4. DevOps can deploy the embedded analytics solution into their current architecture in familiar ways

DevOps loves to hear deployment of embedded analytics applications is based on standard methods they already know. Is it as simple as installing an ASP.NET application on an IIS server or a Java application on an Apache Tomcat server? Does the platform make deploying across diverse environments relatively straightforward by minimizing architecture-specific steps?

Architecture Considerations for DevOps:

FLEXIBILITY FOR OPTIMIZING CLOUD COSTS. DevOps wants the embedded analytics platform to be flexible enough—in both deployment and licensing—for them to make the most cost-effective cloud implementation choices. Depending on cloud pricing (and considering other factors, such as release frequency and agility), it might make more sense to deploy applications to a single large-capacity server or across dozens of containers running on a couple of virtual machines.

HIGH AVAILABILITY ARCHITECTURES. Embedded analytics applications should fit nicely beneath the protective umbrella of whatever architectures—load balancing, failover, disaster recovery—are currently used to ensure high availability at the application level. DevOps will also want the freedom to make its own choices for HA clusters, such as sharing user state content via a database or in a centralized file repository on an NAS drive or cloud NAS.

HORIZONTAL AND VERTICAL SCALING. Will it be easy to scale the embedded analytics solution? Is it as simple as multiplying containers or spinning up another application server image in the conventional way? Are there additional licenses to purchase and additional components, like proprietary data stores, that have to be scaled separately?

5. Embedded analytics won’t drag release cycles

If you’re moving toward continuous integration and continuous delivery (CI/CD), you want to control exactly what gets deployed and when through your build pipelines. Does the embedded analytics platform allow you to decouple application logic from the analytics engine and supporting files so that DevOps can deploy smaller size incremental update packages when broader changes aren’t needed? Will DevOps be able to perform these updates using distribution version control systems like Git and open source automation servers like Jenkins or Chocolatey?

Release Considerations for DevOps:

INVISIBLE EXTENSIBILITY. Can you do a major software enhancement, such as adding self-service capabilities, by deploying self-contained components to the existing application server—or will you have to roll the whole application out just for one new piece? Will DevOps be able to use standards-based tools and mechanisms for orchestrating them? Will the process be invisible to end users—apart from the availability of new features?

INCREMENTAL ROLLOUTS. Can you pilot enhancements like self-serve analytics with a small group of end users, then seamlessly roll out to additional users? You should have control to turn specific features on or off, making them visible to only specified users (as access authentication continues to be controlled by your current database security frameworks). There should be no need to touch the databases or reconfigure SSO.

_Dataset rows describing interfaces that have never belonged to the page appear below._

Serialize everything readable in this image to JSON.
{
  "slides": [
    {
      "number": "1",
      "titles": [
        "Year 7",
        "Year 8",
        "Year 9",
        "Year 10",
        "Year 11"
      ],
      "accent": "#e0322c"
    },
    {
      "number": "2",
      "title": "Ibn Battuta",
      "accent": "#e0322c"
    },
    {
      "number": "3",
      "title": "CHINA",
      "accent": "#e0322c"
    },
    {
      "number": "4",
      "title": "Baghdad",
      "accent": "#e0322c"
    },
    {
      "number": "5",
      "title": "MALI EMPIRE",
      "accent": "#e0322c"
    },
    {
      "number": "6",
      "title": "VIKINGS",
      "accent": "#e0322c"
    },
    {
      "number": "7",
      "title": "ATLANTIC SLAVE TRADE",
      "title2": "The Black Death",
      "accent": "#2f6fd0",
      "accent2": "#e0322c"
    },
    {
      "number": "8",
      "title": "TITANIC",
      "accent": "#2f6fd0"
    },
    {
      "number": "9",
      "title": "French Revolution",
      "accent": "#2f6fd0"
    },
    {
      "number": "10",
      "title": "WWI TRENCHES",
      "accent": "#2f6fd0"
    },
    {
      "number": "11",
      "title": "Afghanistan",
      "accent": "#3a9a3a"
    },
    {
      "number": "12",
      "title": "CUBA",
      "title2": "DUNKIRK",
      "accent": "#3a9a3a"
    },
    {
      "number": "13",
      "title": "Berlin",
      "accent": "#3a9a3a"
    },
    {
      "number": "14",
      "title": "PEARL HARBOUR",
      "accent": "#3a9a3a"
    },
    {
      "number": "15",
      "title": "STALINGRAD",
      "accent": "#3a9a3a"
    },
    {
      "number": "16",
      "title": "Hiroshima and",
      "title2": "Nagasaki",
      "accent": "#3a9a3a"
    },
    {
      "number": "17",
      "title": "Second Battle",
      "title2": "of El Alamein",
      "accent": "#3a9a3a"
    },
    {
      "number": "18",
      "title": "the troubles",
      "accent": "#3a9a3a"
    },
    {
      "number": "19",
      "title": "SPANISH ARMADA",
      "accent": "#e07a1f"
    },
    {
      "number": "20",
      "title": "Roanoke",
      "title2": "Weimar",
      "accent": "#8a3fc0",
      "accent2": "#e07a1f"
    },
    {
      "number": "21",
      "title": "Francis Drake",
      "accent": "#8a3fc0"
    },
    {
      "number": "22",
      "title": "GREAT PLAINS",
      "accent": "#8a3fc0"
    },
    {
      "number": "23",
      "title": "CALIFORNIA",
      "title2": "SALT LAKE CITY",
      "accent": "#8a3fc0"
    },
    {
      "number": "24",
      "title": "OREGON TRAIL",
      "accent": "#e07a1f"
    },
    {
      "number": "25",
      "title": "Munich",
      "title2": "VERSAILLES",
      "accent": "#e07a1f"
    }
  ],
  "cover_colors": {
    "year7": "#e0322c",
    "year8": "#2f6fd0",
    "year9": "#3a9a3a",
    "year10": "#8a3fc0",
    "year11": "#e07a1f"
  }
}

PERFORMANCE ANALYSIS. Some embedded application platforms provide standalone performance monitoring tools. DevOps may prefer these because they’re usable out-of-the-box. Another approach is to provide event logging data to standard tools for web application monitoring. The disadvantage is that DevOps has to do the integration, but the advantage is the opportunity to do far more granular monitoring of user activity. And as analytics become increasingly infused throughout software, there’s also the advantage of being able to assess performance of all application elements in a unified manner.

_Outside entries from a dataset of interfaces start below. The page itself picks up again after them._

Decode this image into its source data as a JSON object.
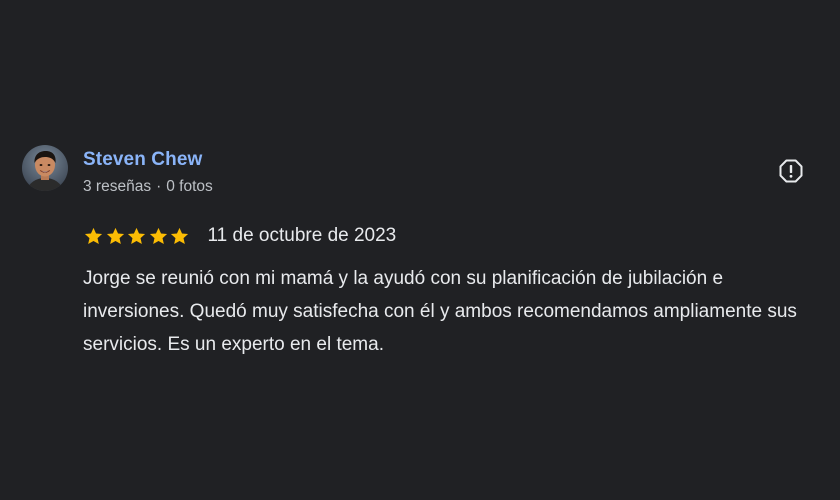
{
  "review": {
    "author": {
      "name": "Steven Chew",
      "reviews_count": "3 reseñas",
      "separator": "·",
      "photos_count": "0 fotos",
      "avatar_icon": "user-avatar-photo"
    },
    "report_icon": "flag-report-icon",
    "rating": {
      "stars": 5,
      "max_stars": 5,
      "star_color": "#fbbc04"
    },
    "date": "11 de octubre de 2023",
    "text": "Jorge se reunió con mi mamá y la ayudó con su planificación de jubilación e inversiones. Quedó muy satisfecha con él y ambos recomendamos ampliamente sus servicios. Es un experto en el tema."
  },
  "colors": {
    "background": "#202124",
    "author_link": "#8ab4f8",
    "primary_text": "#e8eaed",
    "secondary_text": "#bdc1c6"
  }
}
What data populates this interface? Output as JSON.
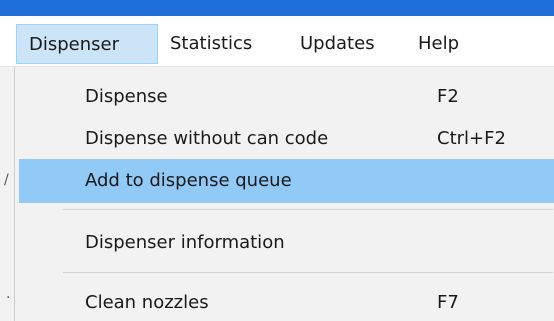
{
  "menubar": {
    "items": [
      {
        "label": "Dispenser"
      },
      {
        "label": "Statistics"
      },
      {
        "label": "Updates"
      },
      {
        "label": "Help"
      }
    ]
  },
  "dropdown": {
    "items": [
      {
        "label": "Dispense",
        "shortcut": "F2"
      },
      {
        "label": "Dispense without can code",
        "shortcut": "Ctrl+F2"
      },
      {
        "label": "Add to dispense queue",
        "shortcut": ""
      },
      {
        "label": "Dispenser information",
        "shortcut": ""
      },
      {
        "label": "Clean nozzles",
        "shortcut": "F7"
      }
    ]
  },
  "colors": {
    "accent": "#1e6fd9",
    "highlight": "#91c9f7",
    "active_menu": "#cce4f7"
  }
}
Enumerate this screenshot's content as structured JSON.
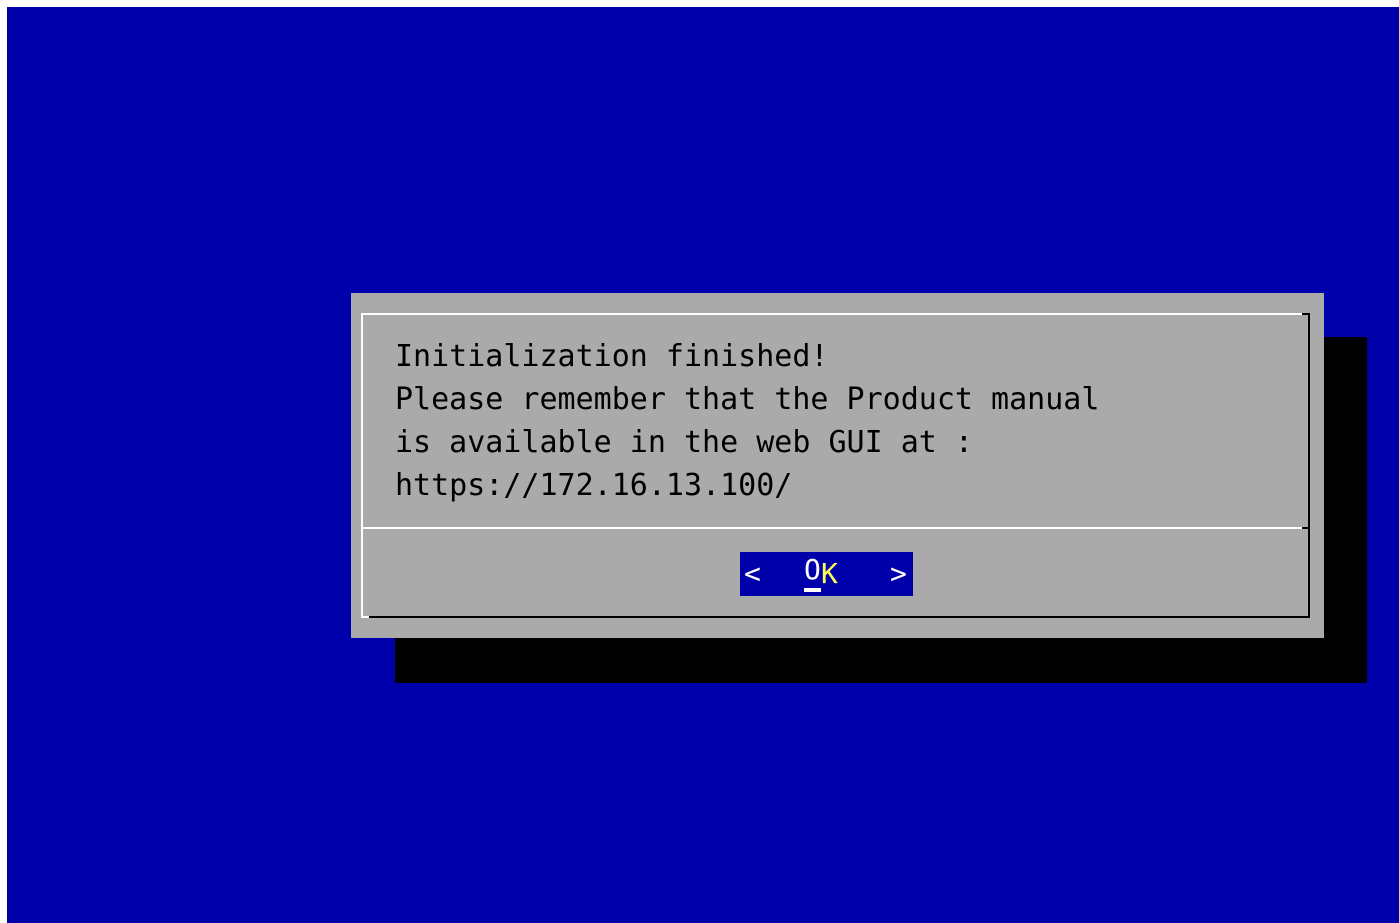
{
  "dialog": {
    "message_lines": [
      "Initialization finished!",
      "Please remember that the Product manual",
      "is available in the web GUI at :",
      "https://172.16.13.100/"
    ],
    "ok_button": {
      "left_bracket": "<",
      "hotkey": "O",
      "label_rest": "K",
      "right_bracket": ">"
    }
  },
  "colors": {
    "background": "#0000aa",
    "dialog": "#aaaaaa",
    "shadow": "#000000",
    "button_highlight": "#0000aa",
    "button_text": "#ffff55"
  }
}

Sustainable Innovation and Differentiation

Your embedded analytics solution will affect how frequently you release standout software, how competitive you are, and how sustainable your advantage is over time. Look for one that:

  • Utilizes your technology—including security frameworks and tech stack architecture—as it is
  • Leverages your existing processes so you can build and release application updates faster
  • Offers flexible scaling so it grows with your business

See how Logi’s embedded analytics platform sets your end users, developers, and DevOps up for success. Watch a demo today